Superficially and at first glance, it looks a bit like just another Yahoo 360 blog among the masses, much like this blog is just another *.blogspot.com blog, or like some run-of-the-mill opt-in community blog on MySpace, LiveJournal et al; same kind of visual furnishing and jump-the-hoops-to-access-visitor-commentary functionality. But there is startlingly little, if any, narration in the actual blog.

In reality, it's really more of a raw feed of applied web research and development, condensed to absolutely minimum commentary about purpose, when especially difficult to situate into a usefulness context. It's the kind of blog you read as much in below-surface "view source" mode as in surface rendered HTML mode. It does one thing, very well, per post, often outlining portability scope, and it's rather written in the universal language of code than in English, rarely wasting any of the reader's time at all with words. It's a growing repository of reference knowledge.

To get a complete list of all 150+ posts from the last year, visit www.hedgerwow.com. That takes a while to load, as each post gets pulled in to the page from the Yahoo 360 back-end via asynchronous proxied XMLHttpRequest fetches. So the 360 surface is mostly a front; Hedger really uses Yahoo as a storage/persistence/feed backend for his writing, perhaps as a way of focusing on content rather than ephemeral surface and presentation.

At least that's my take on it; when I went back to blogging after a few years' worth of non-blogging, I specifically picked a blog provider that would not let me tweak the server side, so I'd spend more time blogging than hacking the blog framework itself.

In hind-sight, I sort of failed, instead spending time polishing up solutions to work the same kind of magic client side, even in the limited confines of a Blogger blog. (I left Advogato for its total absence of visitor commentary functionality.) Blogger's template customizability just offered enough of an open but limited environmental confinement to allow creativity to expand on it, unleashing and flexing all the new-found powers that HTML, CSS and javascript have gained in recent years, and end up again with the kind of unwieldy rusting blog I had in the nineties. :-) But enough about me.

Reading Hedger's posts has something of the same kind of thrill as diving into either of the Myst / Riven / Exile saga games, not in a visual or musical setting, but in unraveling things, finding what logically goes where and discovering the mechanics, purpose and possibilities of things.
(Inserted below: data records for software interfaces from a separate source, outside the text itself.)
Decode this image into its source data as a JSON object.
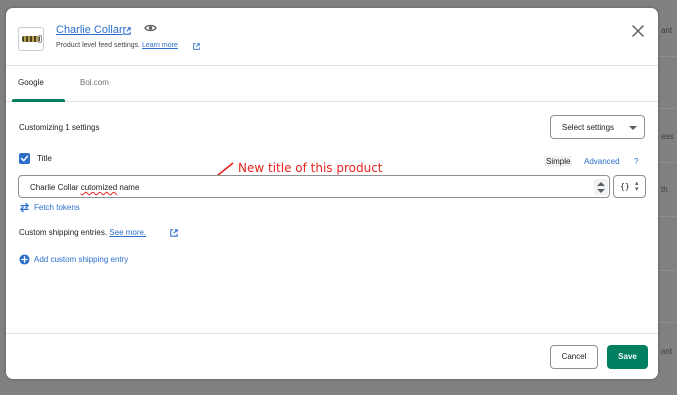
{
  "background": {
    "peek_texts": [
      "ant",
      "ess",
      "th",
      "ant"
    ]
  },
  "modal": {
    "product_title": "Charlie Collar",
    "subtitle_text": "Product level feed settings.",
    "learn_more": "Learn more",
    "close_icon": "close-icon",
    "view_icon": "eye-icon"
  },
  "tabs": [
    {
      "label": "Google",
      "active": true
    },
    {
      "label": "Bol.com",
      "active": false
    }
  ],
  "settings": {
    "customizing_label": "Customizing 1 settings",
    "select_settings_label": "Select settings"
  },
  "title_field": {
    "checked": true,
    "label": "Title",
    "mode_simple": "Simple",
    "mode_advanced": "Advanced",
    "help": "?",
    "value_prefix": "Charlie Collar ",
    "value_misspelled": "cutomized",
    "value_suffix": " name",
    "variable_button": "{}"
  },
  "annotation": {
    "text": "New title of this product",
    "color": "#e8231d"
  },
  "fetch_tokens": "Fetch tokens",
  "shipping": {
    "label": "Custom shipping entries.",
    "see_more": "See more.",
    "add_entry": "Add custom shipping entry"
  },
  "footer": {
    "cancel": "Cancel",
    "save": "Save"
  },
  "colors": {
    "primary_green": "#008060",
    "link_blue": "#2c6ecb",
    "overlay": "#7f8183"
  }
}
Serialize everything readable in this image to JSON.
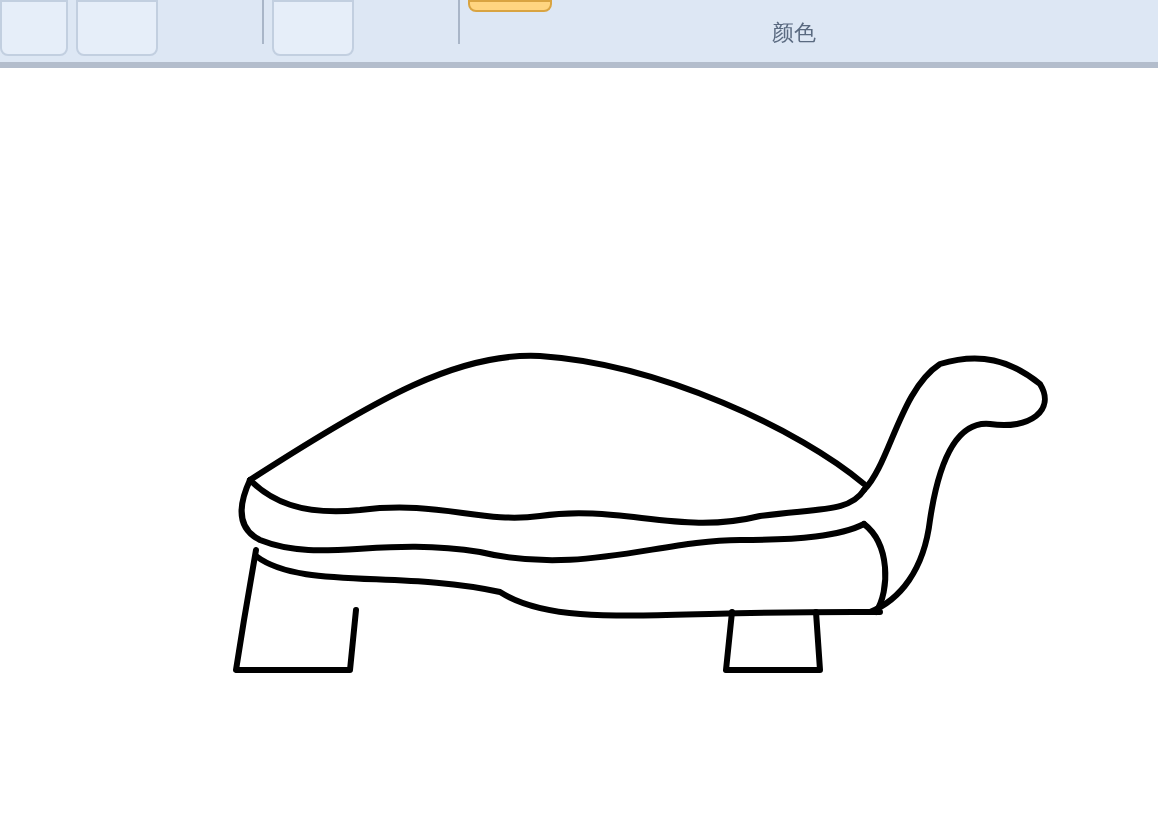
{
  "ribbon": {
    "groups": [
      {
        "label": "颜色"
      }
    ]
  }
}
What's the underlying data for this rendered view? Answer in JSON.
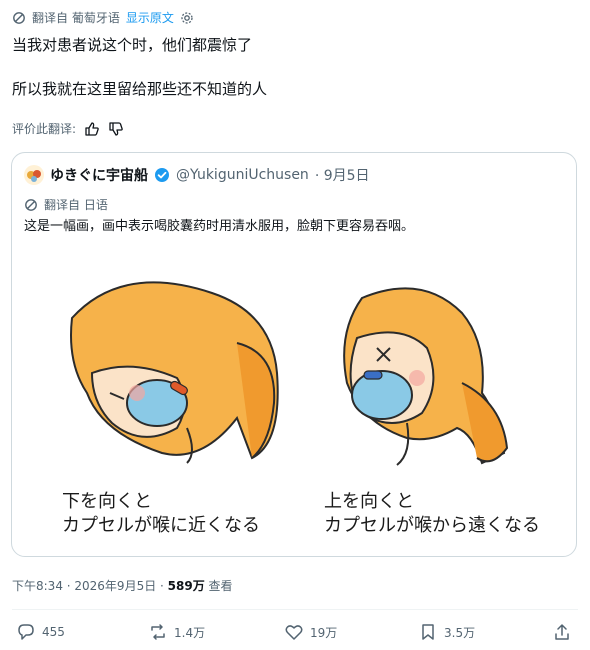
{
  "translation_bar": {
    "translated_from": "翻译自 葡萄牙语",
    "show_original": "显示原文"
  },
  "tweet": {
    "line1": "当我对患者说这个时，他们都震惊了",
    "line2": "所以我就在这里留给那些还不知道的人"
  },
  "rate": {
    "label": "评价此翻译:"
  },
  "quote": {
    "display_name": "ゆきぐに宇宙船",
    "handle": "@YukiguniUchusen",
    "date": "· 9月5日",
    "translated_from": "翻译自 日语",
    "text": "这是一幅画，画中表示喝胶囊药时用清水服用，脸朝下更容易吞咽。",
    "caption_left_1": "下を向くと",
    "caption_left_2": "カプセルが喉に近くなる",
    "caption_right_1": "上を向くと",
    "caption_right_2": "カプセルが喉から遠くなる"
  },
  "meta": {
    "time": "下午8:34 · 2026年9月5日 · ",
    "views": "589万",
    "views_label": " 查看"
  },
  "actions": {
    "replies": "455",
    "reposts": "1.4万",
    "likes": "19万",
    "bookmarks": "3.5万"
  },
  "colors": {
    "accent": "#1d9bf0",
    "text": "#0f1419",
    "muted": "#536471",
    "border": "#cfd9de"
  }
}
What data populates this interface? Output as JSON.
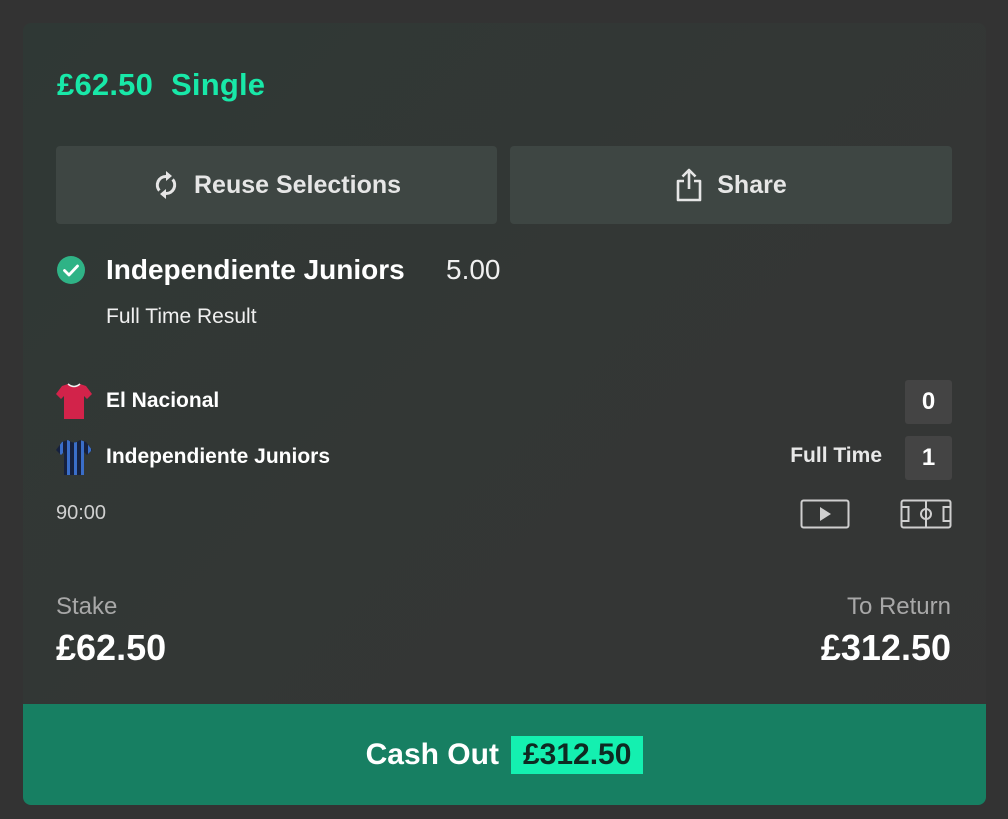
{
  "bet": {
    "stake_header": "£62.50",
    "type": "Single"
  },
  "actions": {
    "reuse_label": "Reuse Selections",
    "share_label": "Share"
  },
  "selection": {
    "name": "Independiente Juniors",
    "odds": "5.00",
    "market": "Full Time Result",
    "status_icon": "check-circle-icon"
  },
  "match": {
    "home": {
      "name": "El Nacional",
      "score": "0",
      "shirt_color": "#d2234a"
    },
    "away": {
      "name": "Independiente Juniors",
      "score": "1",
      "shirt_color": "#1a2c5c"
    },
    "status": "Full Time",
    "clock": "90:00",
    "icons": [
      "video-icon",
      "pitch-icon"
    ]
  },
  "summary": {
    "stake_label": "Stake",
    "stake_value": "£62.50",
    "return_label": "To Return",
    "return_value": "£312.50"
  },
  "cashout": {
    "label": "Cash Out",
    "amount": "£312.50"
  },
  "colors": {
    "accent": "#18e8a8",
    "cashout_bg": "#177f62",
    "cashout_badge": "#14f0b0",
    "button_bg": "#3e4643"
  }
}
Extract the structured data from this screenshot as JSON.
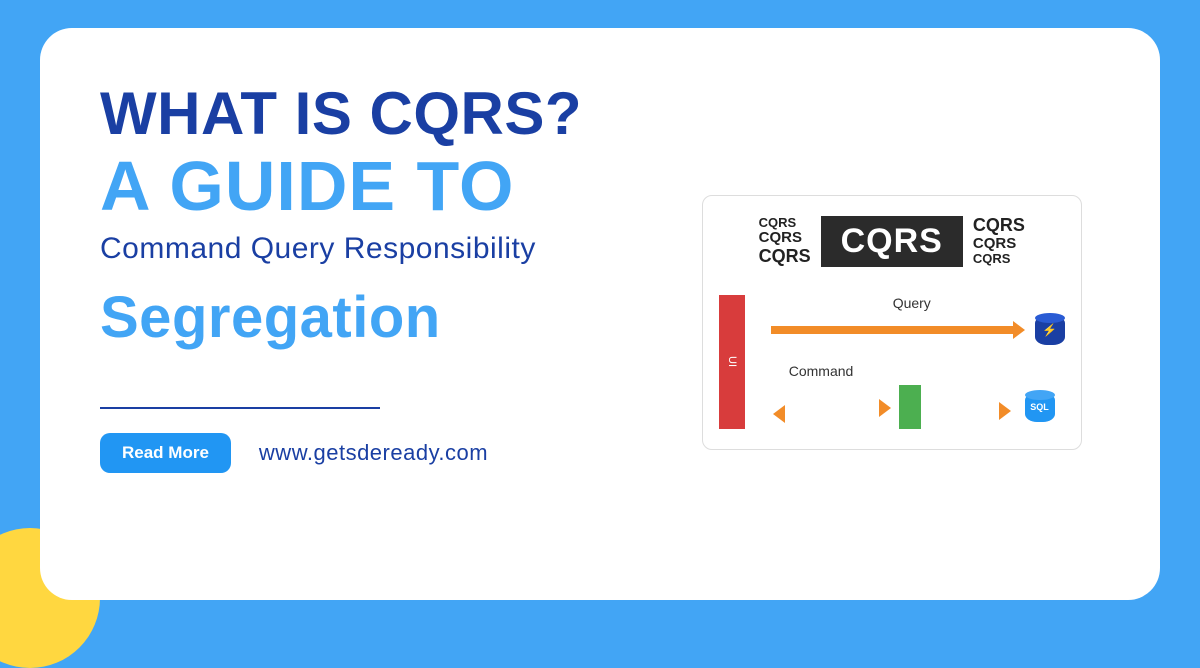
{
  "card": {
    "title_line1": "WHAT IS CQRS?",
    "title_line2": "A GUIDE TO",
    "subtitle": "Command Query Responsibility",
    "segregation": "Segregation",
    "read_more": "Read More",
    "url": "www.getsdeready.com"
  },
  "diagram": {
    "badge": "CQRS",
    "tag_small_left_1": "CQRS",
    "tag_small_left_2": "CQRS",
    "tag_small_left_3": "CQRS",
    "tag_small_right_1": "CQRS",
    "tag_small_right_2": "CQRS",
    "tag_small_right_3": "CQRS",
    "ui_label": "UI",
    "query_label": "Query",
    "command_label": "Command",
    "sql_label": "SQL",
    "bolt_icon": "⚡"
  }
}
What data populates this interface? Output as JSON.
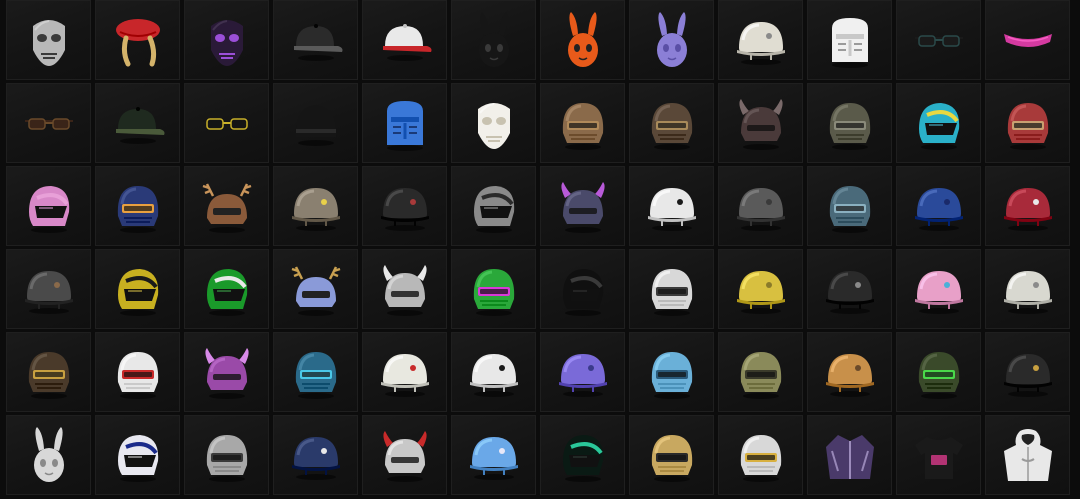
{
  "inventory": {
    "items": [
      {
        "icon": "skull-mask-icon",
        "kind": "mask",
        "main": "#b8b8b8",
        "accent": "#3a3a3a"
      },
      {
        "icon": "red-beret-braids-icon",
        "kind": "beret",
        "main": "#c8262a",
        "accent": "#d4b36a"
      },
      {
        "icon": "purple-face-mask-icon",
        "kind": "mask",
        "main": "#2a1a38",
        "accent": "#9b4fd8"
      },
      {
        "icon": "black-cap-icon",
        "kind": "cap",
        "main": "#2b2b2b",
        "accent": "#5a5a5a"
      },
      {
        "icon": "red-white-cap-icon",
        "kind": "cap",
        "main": "#e9e9e9",
        "accent": "#c8262a"
      },
      {
        "icon": "black-bunny-mask-icon",
        "kind": "bunny",
        "main": "#161616",
        "accent": "#3a3a3a"
      },
      {
        "icon": "orange-bunny-mask-icon",
        "kind": "bunny",
        "main": "#e85a1a",
        "accent": "#222222"
      },
      {
        "icon": "purple-bunny-mask-icon",
        "kind": "bunny",
        "main": "#8b7fd6",
        "accent": "#5a4fa6"
      },
      {
        "icon": "white-sailor-helmet-icon",
        "kind": "helmet",
        "main": "#e0ddd2",
        "accent": "#8a8a8a"
      },
      {
        "icon": "white-knight-helmet-icon",
        "kind": "knight",
        "main": "#f0f0f0",
        "accent": "#9a9a9a"
      },
      {
        "icon": "black-glasses-icon",
        "kind": "glasses",
        "main": "#1a1a1a",
        "accent": "#2a4a4a"
      },
      {
        "icon": "pink-visor-icon",
        "kind": "visor",
        "main": "#d43aa0",
        "accent": "#ff66cc"
      },
      {
        "icon": "aviator-sunglasses-icon",
        "kind": "glasses",
        "main": "#3a2418",
        "accent": "#6a4a2a"
      },
      {
        "icon": "dark-cap-icon",
        "kind": "cap",
        "main": "#1f2a1f",
        "accent": "#4a5a3a"
      },
      {
        "icon": "yellow-frame-glasses-icon",
        "kind": "glasses",
        "main": "#141414",
        "accent": "#c8b02a"
      },
      {
        "icon": "black-beanie-icon",
        "kind": "beanie",
        "main": "#151515",
        "accent": "#2a2a2a"
      },
      {
        "icon": "blue-knight-helmet-icon",
        "kind": "knight",
        "main": "#3a78d8",
        "accent": "#1a3a78"
      },
      {
        "icon": "white-cat-mask-icon",
        "kind": "mask",
        "main": "#f2f0ea",
        "accent": "#c8c2b0"
      },
      {
        "icon": "tan-level3-helmet-icon",
        "kind": "spetsnaz",
        "main": "#8a6a4a",
        "accent": "#b08a5a"
      },
      {
        "icon": "rusty-level3-helmet-icon",
        "kind": "spetsnaz",
        "main": "#5a4838",
        "accent": "#a88a5a"
      },
      {
        "icon": "horned-dark-helmet-icon",
        "kind": "horned",
        "main": "#4a3a3a",
        "accent": "#7a6a6a"
      },
      {
        "icon": "gray-level3-helmet-icon",
        "kind": "spetsnaz",
        "main": "#5a5a4a",
        "accent": "#8a8a7a"
      },
      {
        "icon": "cyan-striped-helmet-icon",
        "kind": "moto",
        "main": "#2ab0c8",
        "accent": "#e8d840"
      },
      {
        "icon": "red-level3-helmet-icon",
        "kind": "spetsnaz",
        "main": "#a83a3a",
        "accent": "#c8a070"
      },
      {
        "icon": "pink-icecream-helmet-icon",
        "kind": "moto",
        "main": "#d888c8",
        "accent": "#e8a0d8"
      },
      {
        "icon": "fighter-helmet-icon",
        "kind": "spetsnaz",
        "main": "#2a3a78",
        "accent": "#e8a040"
      },
      {
        "icon": "reindeer-helmet-icon",
        "kind": "antler",
        "main": "#8a5a3a",
        "accent": "#c8945a"
      },
      {
        "icon": "star-military-helmet-icon",
        "kind": "military",
        "main": "#8a8070",
        "accent": "#e8d04a"
      },
      {
        "icon": "dark-red-military-helmet-icon",
        "kind": "military",
        "main": "#2a2a2a",
        "accent": "#a83a3a"
      },
      {
        "icon": "silver-racing-helmet-icon",
        "kind": "moto",
        "main": "#8a8a8a",
        "accent": "#2a2a2a"
      },
      {
        "icon": "purple-demon-helmet-icon",
        "kind": "horned",
        "main": "#4a4a6a",
        "accent": "#b85ad8"
      },
      {
        "icon": "white-panda-helmet-icon",
        "kind": "military",
        "main": "#e8e8e8",
        "accent": "#1a1a1a"
      },
      {
        "icon": "gray-military-helmet-icon",
        "kind": "military",
        "main": "#5a5a5a",
        "accent": "#3a3a3a"
      },
      {
        "icon": "cracked-teal-helmet-icon",
        "kind": "spetsnaz",
        "main": "#4a6a7a",
        "accent": "#8ab0c0"
      },
      {
        "icon": "blue-military-helmet-icon",
        "kind": "military",
        "main": "#2a4a9a",
        "accent": "#1a2a6a"
      },
      {
        "icon": "red-camo-helmet-icon",
        "kind": "military",
        "main": "#a82a3a",
        "accent": "#e8e8e8"
      },
      {
        "icon": "gray-camo-helmet-icon",
        "kind": "military",
        "main": "#4a4a4a",
        "accent": "#8a6a4a"
      },
      {
        "icon": "yellow-racing-helmet-icon",
        "kind": "moto",
        "main": "#c8b020",
        "accent": "#1a1a1a"
      },
      {
        "icon": "green-racing-helmet-icon",
        "kind": "moto",
        "main": "#1a9a2a",
        "accent": "#e8e8e8"
      },
      {
        "icon": "blue-antler-helmet-icon",
        "kind": "antler",
        "main": "#8a9ad8",
        "accent": "#c8a050"
      },
      {
        "icon": "silver-viking-helmet-icon",
        "kind": "horned",
        "main": "#b8b8b8",
        "accent": "#e8e8e8"
      },
      {
        "icon": "graffiti-green-helmet-icon",
        "kind": "spetsnaz",
        "main": "#2aa83a",
        "accent": "#d83ad8"
      },
      {
        "icon": "black-glossy-helmet-icon",
        "kind": "moto",
        "main": "#101010",
        "accent": "#3a3a3a"
      },
      {
        "icon": "white-level3-helmet-icon",
        "kind": "spetsnaz",
        "main": "#d8d8d8",
        "accent": "#3a3a3a"
      },
      {
        "icon": "yellow-camo-helmet-icon",
        "kind": "military",
        "main": "#d8c040",
        "accent": "#8a7a2a"
      },
      {
        "icon": "black-graffiti-helmet-icon",
        "kind": "military",
        "main": "#2a2a2a",
        "accent": "#8a8a8a"
      },
      {
        "icon": "pastel-stripe-helmet-icon",
        "kind": "military",
        "main": "#e8a0c8",
        "accent": "#4ab0d8"
      },
      {
        "icon": "white-spiked-helmet-icon",
        "kind": "military",
        "main": "#d8d8d0",
        "accent": "#8a8a8a"
      },
      {
        "icon": "bronze-diver-helmet-icon",
        "kind": "spetsnaz",
        "main": "#4a3a2a",
        "accent": "#c8a040"
      },
      {
        "icon": "jester-helmet-icon",
        "kind": "spetsnaz",
        "main": "#e8e8e8",
        "accent": "#c82a2a"
      },
      {
        "icon": "violet-horn-helmet-icon",
        "kind": "horned",
        "main": "#9a4aa8",
        "accent": "#d88ae8"
      },
      {
        "icon": "teal-spiked-helmet-icon",
        "kind": "spetsnaz",
        "main": "#2a6a8a",
        "accent": "#4ac8e8"
      },
      {
        "icon": "white-red-helmet-icon",
        "kind": "military",
        "main": "#e8e8e0",
        "accent": "#c82a2a"
      },
      {
        "icon": "dalmatian-helmet-icon",
        "kind": "military",
        "main": "#e8e8e8",
        "accent": "#1a1a1a"
      },
      {
        "icon": "purple-camo-helmet-icon",
        "kind": "military",
        "main": "#7a6ad8",
        "accent": "#3a3a8a"
      },
      {
        "icon": "light-blue-level3-helmet-icon",
        "kind": "spetsnaz",
        "main": "#6ab0d8",
        "accent": "#2a5a7a"
      },
      {
        "icon": "olive-goggle-helmet-icon",
        "kind": "spetsnaz",
        "main": "#8a8a5a",
        "accent": "#3a3a2a"
      },
      {
        "icon": "tan-aviator-helmet-icon",
        "kind": "military",
        "main": "#c8904a",
        "accent": "#6a4a2a"
      },
      {
        "icon": "green-spike-helmet-icon",
        "kind": "spetsnaz",
        "main": "#3a4a2a",
        "accent": "#4ad84a"
      },
      {
        "icon": "studded-black-helmet-icon",
        "kind": "military",
        "main": "#2a2a2a",
        "accent": "#c8a040"
      },
      {
        "icon": "white-bunny-helmet-icon",
        "kind": "bunny",
        "main": "#d8d8d8",
        "accent": "#8a8a8a"
      },
      {
        "icon": "blue-white-racing-helmet-icon",
        "kind": "moto",
        "main": "#e8e8f0",
        "accent": "#1a2a8a"
      },
      {
        "icon": "silver-skull-helmet-icon",
        "kind": "spetsnaz",
        "main": "#a8a8a8",
        "accent": "#3a3a3a"
      },
      {
        "icon": "navy-aviator-helmet-icon",
        "kind": "military",
        "main": "#2a3a6a",
        "accent": "#e8e8e8"
      },
      {
        "icon": "red-horn-level3-helmet-icon",
        "kind": "horned",
        "main": "#c8c8c8",
        "accent": "#c82a2a"
      },
      {
        "icon": "sky-blue-helmet-icon",
        "kind": "military",
        "main": "#6aa8e8",
        "accent": "#e8e8f8"
      },
      {
        "icon": "dark-green-racing-helmet-icon",
        "kind": "moto",
        "main": "#0a1a14",
        "accent": "#2ac89a"
      },
      {
        "icon": "gold-level3-helmet-icon",
        "kind": "spetsnaz",
        "main": "#c8a860",
        "accent": "#2a2a2a"
      },
      {
        "icon": "laurel-level3-helmet-icon",
        "kind": "spetsnaz",
        "main": "#d8d8d8",
        "accent": "#d8b040"
      },
      {
        "icon": "purple-jacket-icon",
        "kind": "jacket",
        "main": "#4a3a6a",
        "accent": "#b8a8d8"
      },
      {
        "icon": "black-tshirt-icon",
        "kind": "tshirt",
        "main": "#1a1a1a",
        "accent": "#d83a8a"
      },
      {
        "icon": "white-hoodie-icon",
        "kind": "hoodie",
        "main": "#e8e8e8",
        "accent": "#9a9a9a"
      }
    ]
  }
}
It offers ingenious tricks and new takes on things, tracking the technical web development front and how to trick web browsers we are stuck with today to perform the tricks we expect them to but which web standards typically do not yet address.

It's not for everyone, but it's a gold mine for its target audience. I keep coming back to things like his neat PNG transparency in Internet Explorer 5.5+ hacks when I need them. (And by the looks of things, I won't remain for very long in a line of work where I do now.)


Firefox E4X bug and work-around

For those of you who have been happily running Mark My Links and noticed that its configuration page stopped working on upgrading from Firefox to recently, I tracked down the regression today and found a work-around. The script has been updated now.

It boils down to the slight E4X shortcoming of not really supporting (I believe -- corrections warmly welcome) a way of writing a tag literal with a dynamically decided presence of some attribute -- as you want to do when generating a checkbox tag that either is checked or not (<input type="checkbox" checked="yes"/> vs <input type="checkbox"/>).

To do this, I kludged a solution that adds a harmless unchecked="yes" attribute when not checked, and this broke in under particular conditions. Reordering the attributes to feature the dynamically named attribute last kludged the kludge to work again.

More exact technicalities in the bugzilla ticket.